3. Contrary to Appellants' contentions, the Preliminary Report contained various factual findings and reasonable rationales for its recommendation that they be terminated, including: (1) that, based on the testimony of a CPA under contract with the County, Appellants' improper conduct cost the County $934,264; (2) that Appellants refused to sign reports that are required to be issued by their offices, which “put the County's ability to obtain federal grants at risk,” A103; and (3) that Appellants acted insubordinately by refusing orders from the County Administrator, their superior.
4. Appellants incorrectly contend that the District Court misapplied Lane, which also provides that the First Amendment protects speech by a public official that “simply relates to public employment or concerns information learned in the course of public employment.” 134 S. Ct. at 2379. Appellants' advice to Walton did not merely “relate to” or “concern” their job responsibilities because, as discussed immediately below, it explicitly implicated the state of the County's budget, the development of which fell directly within Appellants' job responsibility. The District Court therefore did not err. See id. at 2378 (“[T]he First Amendment protects a public employee who provides truthful sworn testimony, compelled by subpoena, outside the scope of his ordinary job responsibilities.” (emphasis added)).

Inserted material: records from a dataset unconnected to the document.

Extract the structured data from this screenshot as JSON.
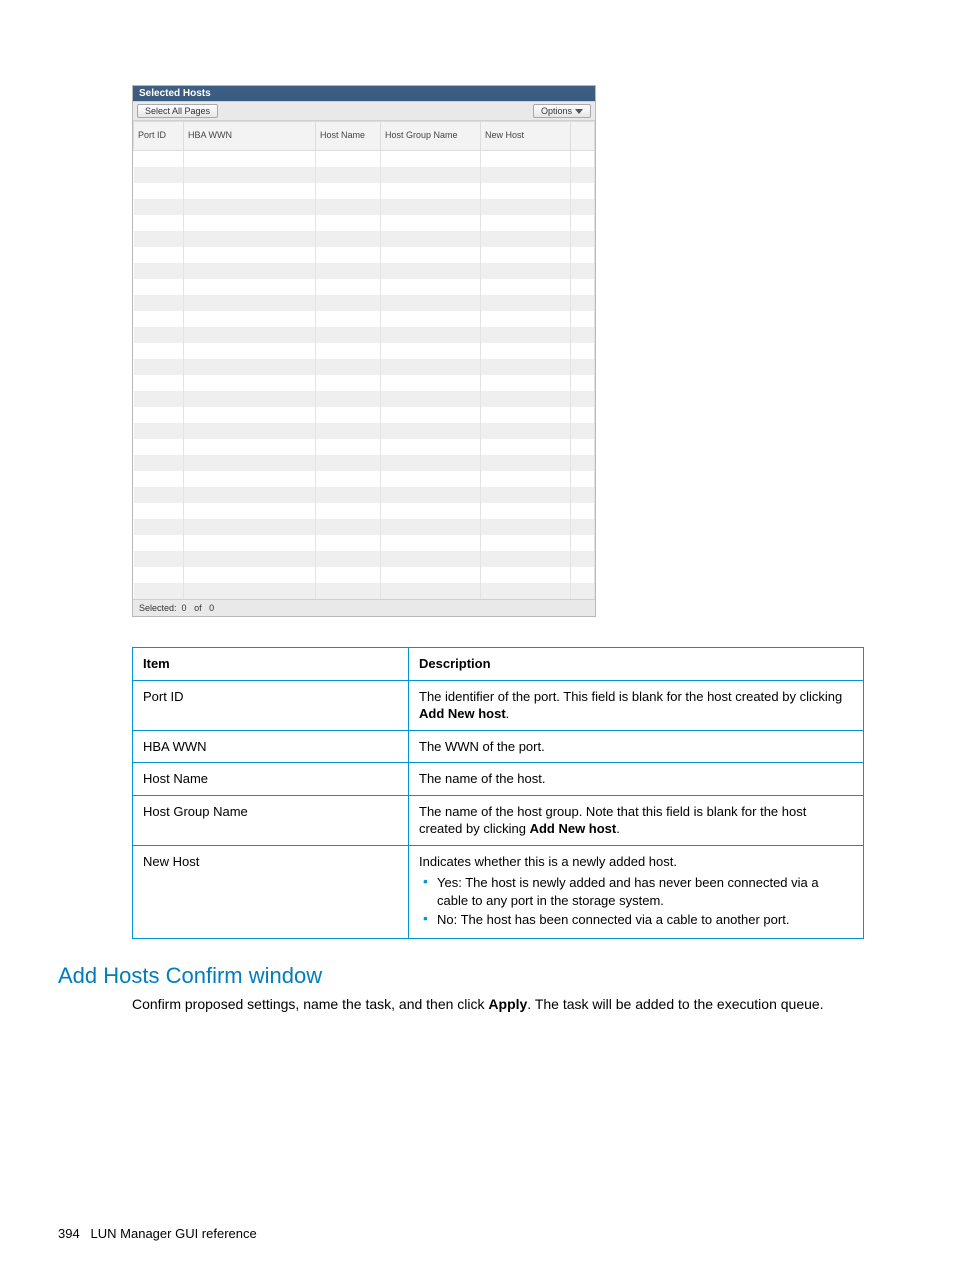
{
  "shot": {
    "title": "Selected Hosts",
    "selectAll": "Select All Pages",
    "options": "Options",
    "cols": {
      "port_id": "Port ID",
      "hba_wwn": "HBA WWN",
      "host_name": "Host Name",
      "host_group": "Host Group Name",
      "new_host": "New Host"
    },
    "footer_label": "Selected:",
    "footer_sel": "0",
    "footer_of": "of",
    "footer_total": "0"
  },
  "desc": {
    "h_item": "Item",
    "h_desc": "Description",
    "rows": [
      {
        "item": "Port ID",
        "text_a": "The identifier of the port. This field is blank for the host created by clicking ",
        "bold": "Add New host",
        "text_b": "."
      },
      {
        "item": "HBA WWN",
        "text_a": "The WWN of the port.",
        "bold": "",
        "text_b": ""
      },
      {
        "item": "Host Name",
        "text_a": "The name of the host.",
        "bold": "",
        "text_b": ""
      },
      {
        "item": "Host Group Name",
        "text_a": "The name of the host group. Note that this field is blank for the host created by clicking ",
        "bold": "Add New host",
        "text_b": "."
      }
    ],
    "row_newhost": {
      "item": "New Host",
      "lead": "Indicates whether this is a newly added host.",
      "li1": "Yes: The host is newly added and has never been connected via a cable to any port in the storage system.",
      "li2": "No: The host has been connected via a cable to another port."
    }
  },
  "section": {
    "heading": "Add Hosts Confirm window",
    "para_a": "Confirm proposed settings, name the task, and then click ",
    "para_bold": "Apply",
    "para_b": ". The task will be added to the execution queue."
  },
  "footer": {
    "page": "394",
    "title": "LUN Manager GUI reference"
  }
}
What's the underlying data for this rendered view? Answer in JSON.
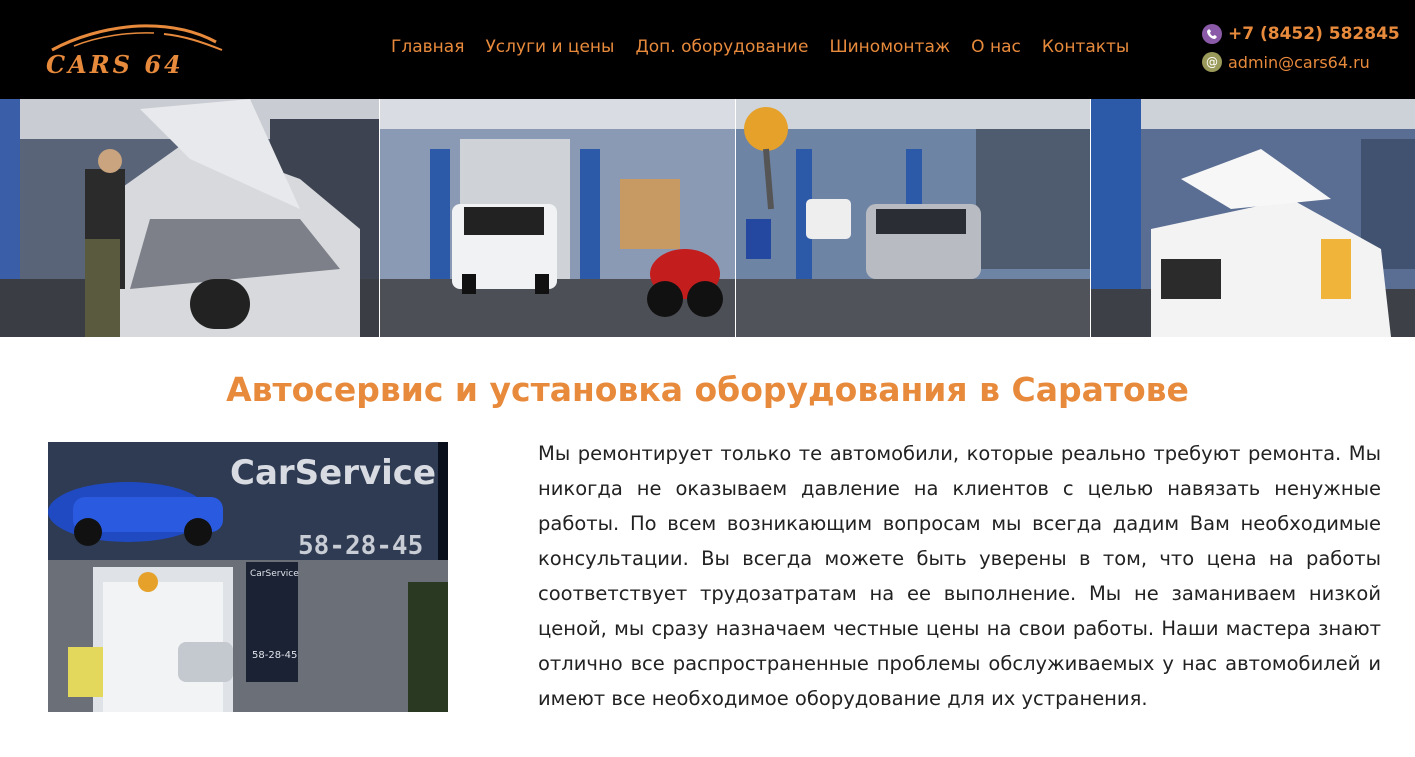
{
  "header": {
    "logo_text": "CARS 64",
    "nav": [
      {
        "label": "Главная"
      },
      {
        "label": "Услуги и цены"
      },
      {
        "label": "Доп. оборудование"
      },
      {
        "label": "Шиномонтаж"
      },
      {
        "label": "О нас"
      },
      {
        "label": "Контакты"
      }
    ],
    "phone": "+7 (8452) 582845",
    "email": "admin@cars64.ru",
    "icons": {
      "phone": "viber-phone-icon",
      "email": "email-at-icon"
    }
  },
  "photos": [
    {
      "name": "mechanic-under-hood-photo"
    },
    {
      "name": "service-bay-white-suv-photo"
    },
    {
      "name": "service-bay-two-cars-photo"
    },
    {
      "name": "white-car-open-hood-photo"
    }
  ],
  "main": {
    "title": "Автосервис и установка оборудования в Саратове",
    "service_photo": {
      "sign_text": "CarService",
      "sign_phone": "58-28-45",
      "small_sign": "CarService",
      "small_phone": "58-28-45"
    },
    "paragraph": "Мы ремонтирует только те автомобили, которые реально требуют ремонта. Мы никогда не оказываем давление на клиентов с целью навязать ненужные работы. По всем возникающим вопросам мы всегда дадим Вам необходимые консультации. Вы всегда можете быть уверены в том, что цена на работы соответствует трудозатратам на ее выполнение. Мы не заманиваем низкой ценой, мы сразу назначаем честные цены на свои работы. Наши мастера знают отлично все распространенные проблемы обслуживаемых у нас автомобилей и имеют все необходимое оборудование для их устранения."
  },
  "colors": {
    "accent": "#e88a3c",
    "header_bg": "#000000",
    "text": "#222222"
  }
}
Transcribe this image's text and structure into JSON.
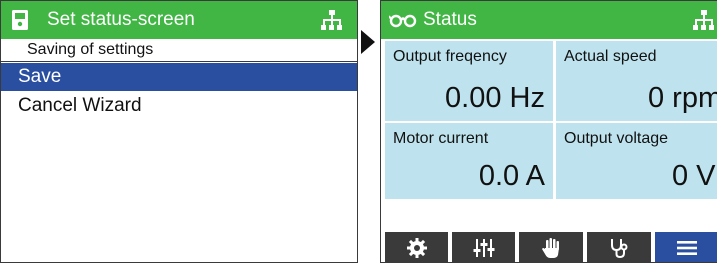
{
  "left_screen": {
    "title": "Set status-screen",
    "subtitle": "Saving of settings",
    "menu_items": [
      {
        "label": "Save",
        "selected": true
      },
      {
        "label": "Cancel Wizard",
        "selected": false
      }
    ],
    "icons": {
      "title_icon": "device-icon",
      "network_icon": "tree-icon"
    }
  },
  "right_screen": {
    "title": "Status",
    "icons": {
      "title_icon": "glasses-icon",
      "network_icon": "tree-icon"
    },
    "tiles": [
      {
        "label": "Output freqency",
        "value": "0.00 Hz"
      },
      {
        "label": "Actual speed",
        "value": "0 rpm"
      },
      {
        "label": "Motor current",
        "value": "0.0 A"
      },
      {
        "label": "Output voltage",
        "value": "0 V"
      }
    ],
    "tabs": [
      {
        "icon": "gear-icon",
        "active": false
      },
      {
        "icon": "sliders-icon",
        "active": false
      },
      {
        "icon": "hand-icon",
        "active": false
      },
      {
        "icon": "stethoscope-icon",
        "active": false
      },
      {
        "icon": "menu-icon",
        "active": true
      }
    ]
  },
  "colors": {
    "title_bar_green": "#41b644",
    "selection_blue": "#2a4ea0",
    "tile_blue": "#bfe3ee",
    "tab_dark": "#3a3a3a"
  }
}
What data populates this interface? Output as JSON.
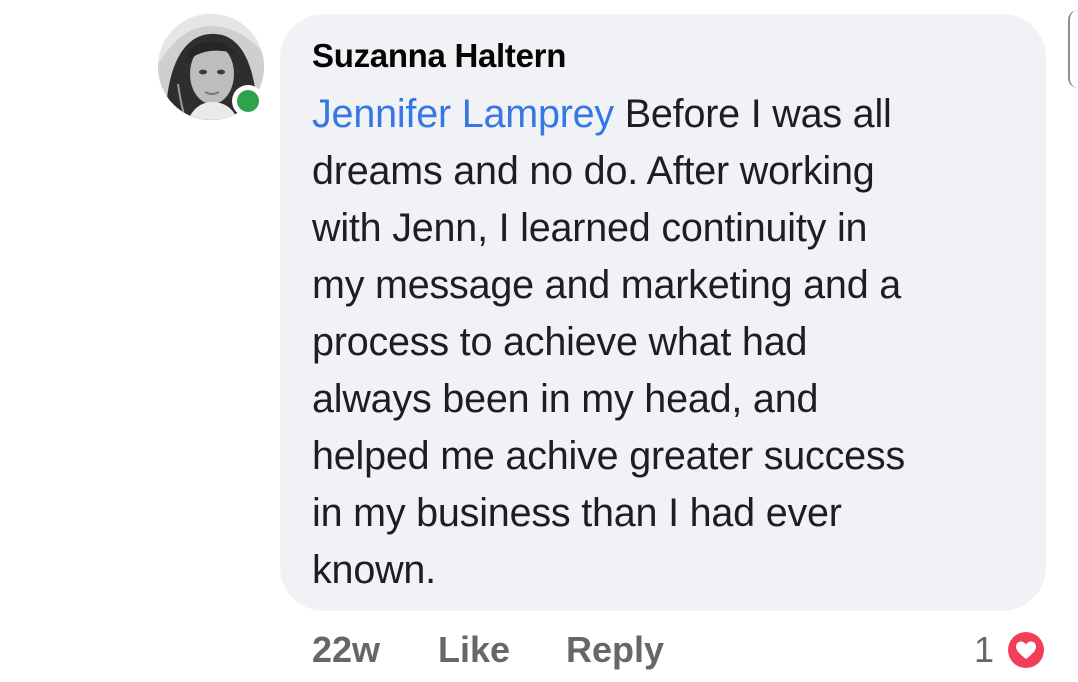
{
  "colors": {
    "bubble_bg": "#f0f2f5",
    "author_text": "#050505",
    "body_text": "#1c1e21",
    "mention_text": "#3578e5",
    "action_text": "#65676b",
    "presence": "#31a24c",
    "love_reaction": "#f33e58"
  },
  "comment": {
    "author": "Suzanna Haltern",
    "mention": "Jennifer Lamprey",
    "lines": [
      " Before I was all",
      "dreams and no do. After working",
      "with Jenn, I learned continuity in",
      "my message and marketing and a",
      "process to achieve what had",
      "always been in my head, and",
      "helped me achive greater success",
      "in my business than I had ever",
      "known."
    ]
  },
  "actions": {
    "time": "22w",
    "like": "Like",
    "reply": "Reply"
  },
  "reactions": {
    "count": "1",
    "icon": "love-reaction-icon"
  },
  "avatar": {
    "icon": "profile-photo",
    "online": true
  }
}
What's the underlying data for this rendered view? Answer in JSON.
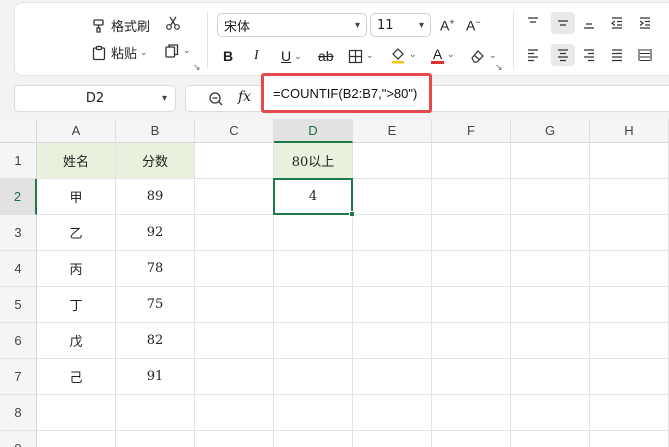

5. Appellants proffer two additional arguments on this matter, neither of which are compelling. First, they contend that the District Court improperly dismissed their request to submit testimony to support their contention that two Board members told them that they had a “target on their backs.” Appellant Br. at 49. However, such supplementary testimony is irrelevant in light of our holding that Appellants did not engage in constitutionally protected speech.Second, Appellants state that the District Court “erred in resolving credibility issues” in the County Defendants' favor when it did not impute the knowledge of Appellants' advice from Walton and J. Matthew Holt—another Board member—to the rest of the Board. The District Court, however, made no such credibility determination. Rather, it drew that inference because Appellants did “not claim to have ever informed anyone else of [Appellants'] advice, or that Mr. Walton and Mr. Holt passed [Appellants'] advice along to the other members of the Board.” A25. This inference is perfectly acceptable under the summary judgment standard. See Moon v. Breathless Inc, 868 F.3d 209, 212 (3d Cir. 2017) (“[A]ll justifiable inferences are to be drawn in [the nonmovant's] favor, but the mere existence of some evidence in support of the nonmovant is insufficient to deny a motion for summary judgment” (internal quotation marks omitted)).
6. Appellants curiously argue that the law of the case doctrine prohibits summary judgment from being granted on their political discharge claims because the Superior Court denied the County's original motion to dismiss Browne's claim. Although the Superior Court's determination afforded Appellants the opportunity to re-plead their political discharge claims, it is elementary that the court did nothing to (nor could it) assure that Appellants' claims would survive summary judgment.Separately, relying on Town of W. N.Y. v. Bock, 186 A.2d 97 (N.J. 1962), Appellants also argue that the District Court independently erred by not considering the concept of “progressive discipline.” Appellant Br. at 44-45. Bock, however, imposes no such stringent requirement. See 186 A.2d at 109 (“[An employee's past record] may be resorted to for guidance in determining the appropriate penalty for the current specific offense.” (emphasis added)).
GREENAWAY, JR., Circuit Judge.